Ah, check out this lovely piece about Odetta, catch her discussion of “theft” where she schools her interviewer on inappropriate application of property arguments to musicking in the tradition she is a part of.
Seriously. Watch it first, it’s a lovely 20 minutes, and then I will take you through her amazing smackdown of her interviewer.
At 13:48, he asks her about Dylan, about how he “took something deep from” her. She pushes back, says he was “influenced” by her, but that he did his own thing with it.
He than says that Dylan listened to the same songs as her, recordings of sharecroppers, workers and slaves, and “stole” from them. She says, immediately, (at 14:15) “no no no no no”
|“no no no no no”|
“We call it folk music we don’t call it stealing.” And this look, while she says it.
|“we don’t call it stealing”|
And Odetta says: “well we could but we don’t” and looks back again at him for emphasis.
|“but we don’t”|
But then, she laughs. I love the long long long laugh she gives after defending Dylan. She connects him to the tradition, but then she gives this drawn-out, deep, rather dark sounding (to me) heh heh heh heh heh heh heh heh heh (24, I counted) at 14:31..
In it, I hear a lot of things going on. But starting with the fact that she begins by looking him in the eye while she laughs:
|“passing on the folk tradition”|
But the laugh continues. There’s more in there, I think. The most obvious, is the one maybe hinted at in the interviewer’s “theft” language used by : focusing on the different people involved in the tradition. Dylan, a white guy, and black sharecroppers in the south.
And she keeps laughing.
But, ironically, given the whole piece is about her, the interviewer doesn’t seem to be really listening to Odetta and the points she make. Even when she fixes him with a lazer-like look,
|“It ain’t what you say it’s the way you say it”|
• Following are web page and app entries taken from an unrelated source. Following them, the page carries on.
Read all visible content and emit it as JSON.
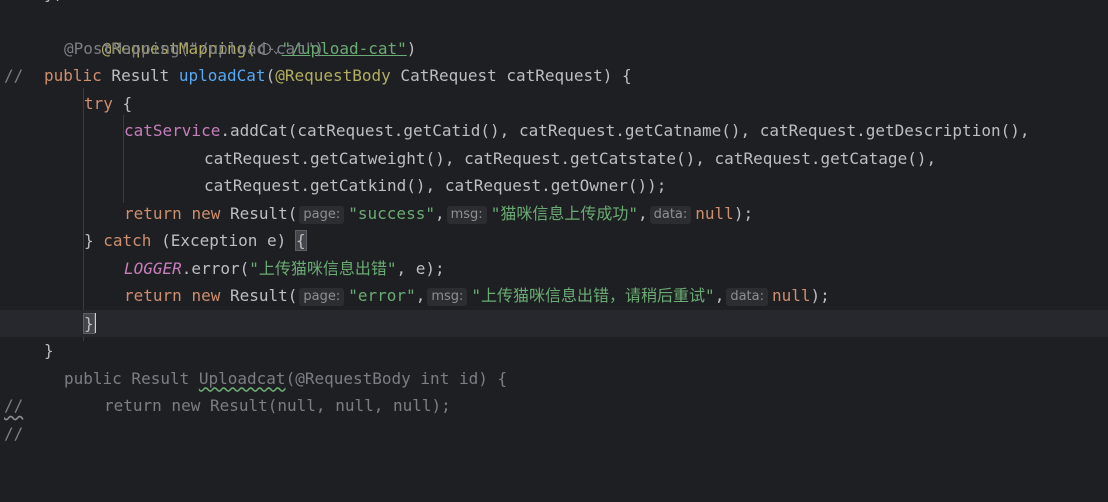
{
  "editor": {
    "top_fragment": "};",
    "lines": [
      {
        "id": "l1",
        "annotation": "@RequestMapping(",
        "url": "\"/upload-cat\"",
        "close": ")"
      },
      {
        "id": "l2",
        "gutter": "//",
        "text": "@PostMapping(\"/upload-cat\")"
      },
      {
        "id": "l3",
        "kw": "public",
        "type": " Result ",
        "fn": "uploadCat",
        "open": "(",
        "annot": "@RequestBody",
        "rest": " CatRequest catRequest) {"
      },
      {
        "id": "l4",
        "kw": "try",
        "rest": " {"
      },
      {
        "id": "l5",
        "field": "catService",
        "rest": ".addCat(catRequest.getCatid(), catRequest.getCatname(), catRequest.getDescription(),"
      },
      {
        "id": "l6",
        "rest": "catRequest.getCatweight(), catRequest.getCatstate(), catRequest.getCatage(),"
      },
      {
        "id": "l7",
        "rest": "catRequest.getCatkind(), catRequest.getOwner());"
      },
      {
        "id": "l8",
        "kw1": "return",
        "kw2": "new",
        "rest": " Result(",
        "hint_page": "page:",
        "str1": "\"success\"",
        "hint_msg": "msg:",
        "str2": "\"猫咪信息上传成功\"",
        "hint_data": "data:",
        "kw3": "null",
        "end": ");"
      },
      {
        "id": "l9",
        "pre": "} ",
        "kw": "catch",
        "rest": " (Exception e) ",
        "brace": "{"
      },
      {
        "id": "l10",
        "field": "LOGGER",
        "rest": ".error(",
        "str": "\"上传猫咪信息出错\"",
        "end": ", e);"
      },
      {
        "id": "l11",
        "kw1": "return",
        "kw2": "new",
        "rest": " Result(",
        "hint_page": "page:",
        "str1": "\"error\"",
        "hint_msg": "msg:",
        "str2": "\"上传猫咪信息出错，请稍后重试\"",
        "hint_data": "data:",
        "kw3": "null",
        "end": ");"
      },
      {
        "id": "l12",
        "text": "}"
      },
      {
        "id": "l13",
        "text": "}"
      },
      {
        "id": "l14",
        "gutter": "//",
        "text_a": "public Result ",
        "text_b": "Uploadcat",
        "text_c": "(@RequestBody int id) {"
      },
      {
        "id": "l15",
        "gutter": "//",
        "text": "return new Result(null, null, null);"
      }
    ]
  }
}
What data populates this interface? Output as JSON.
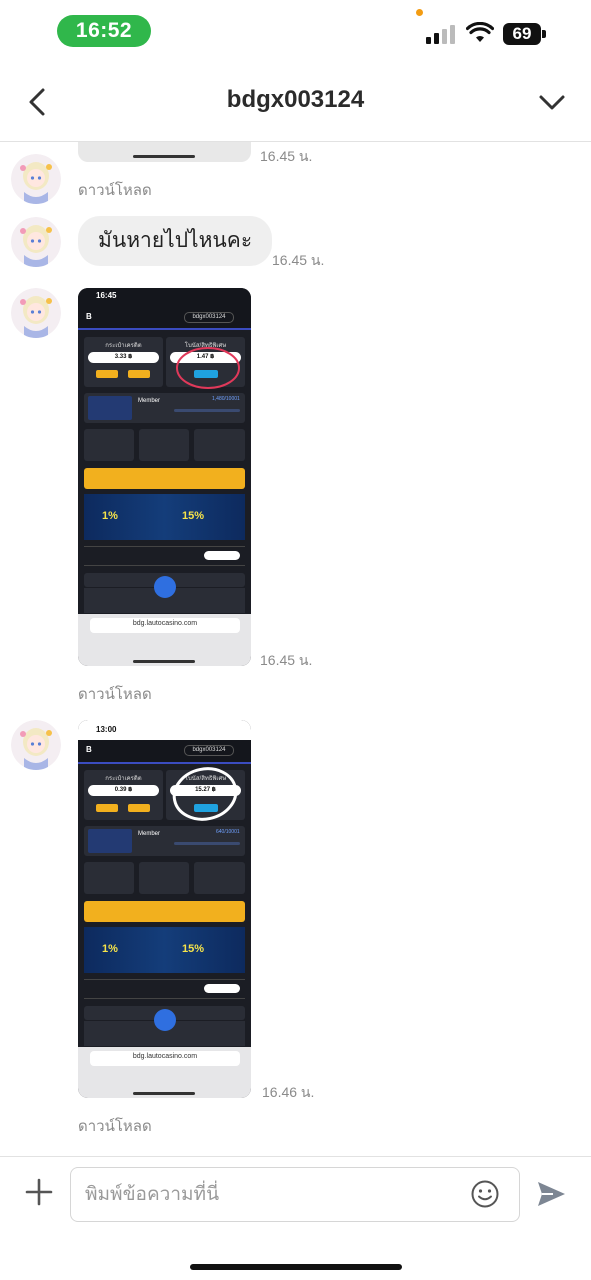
{
  "status_bar": {
    "time": "16:52",
    "battery": "69"
  },
  "header": {
    "title": "bdgx003124"
  },
  "messages": [
    {
      "type": "image",
      "timestamp": "16.45 น.",
      "caption": "ดาวน์โหลด"
    },
    {
      "type": "text",
      "text": "มันหายไปไหนคะ",
      "timestamp": "16.45 น."
    },
    {
      "type": "image",
      "timestamp": "16.45 น.",
      "caption": "ดาวน์โหลด",
      "screenshot": {
        "time": "16:45",
        "username": "bdgx003124",
        "wallet_label": "กระเป๋าเครดิต",
        "wallet_value": "3.33 ฿",
        "bonus_label": "โบนัส/สิทธิพิเศษ",
        "bonus_value": "1.47 ฿",
        "member": "Member",
        "score": "1,480/10001",
        "url": "bdg.lautocasino.com"
      }
    },
    {
      "type": "image",
      "timestamp": "16.46 น.",
      "caption": "ดาวน์โหลด",
      "screenshot": {
        "time": "13:00",
        "username": "bdgx003124",
        "wallet_label": "กระเป๋าเครดิต",
        "wallet_value": "0.39 ฿",
        "bonus_label": "โบนัส/สิทธิพิเศษ",
        "bonus_value": "15.27 ฿",
        "member": "Member",
        "score": "640/10001",
        "url": "bdg.lautocasino.com"
      }
    }
  ],
  "input": {
    "placeholder": "พิมพ์ข้อความที่นี่"
  },
  "icons": {
    "back": "chevron-left-icon",
    "menu": "chevron-down-icon",
    "add": "plus-icon",
    "emoji": "smiley-icon",
    "send": "send-icon"
  },
  "colors": {
    "time_pill": "#30b74b",
    "bubble": "#efefef",
    "shot_bg": "#1b1d24",
    "shot_accent": "#f2b01e",
    "circle_red": "#e0395a",
    "circle_white": "#ffffff"
  }
}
How can he miss that look? How much more explicit can she be, that the language you apply to musicking matters, that words like “stealing” do violence to the social realities of music?
But he can’t let go of the morally-inflected language, keeps harping on the word “steal.” So then she changes tactics and says “we professionals have stolen an awful lot from amateurs!”
SO AMAZING. She implicates herself in this system of power – she doesn’t claim ownership as a bohemian, a folkie or a black person. Instead she recognizes her specific status, someone who gets paid within a larger system. Not in a guilty way, but not in denial about the realities of music-making, even alongside the potential for communication, mobilization and healing.
Preach it, Odetta!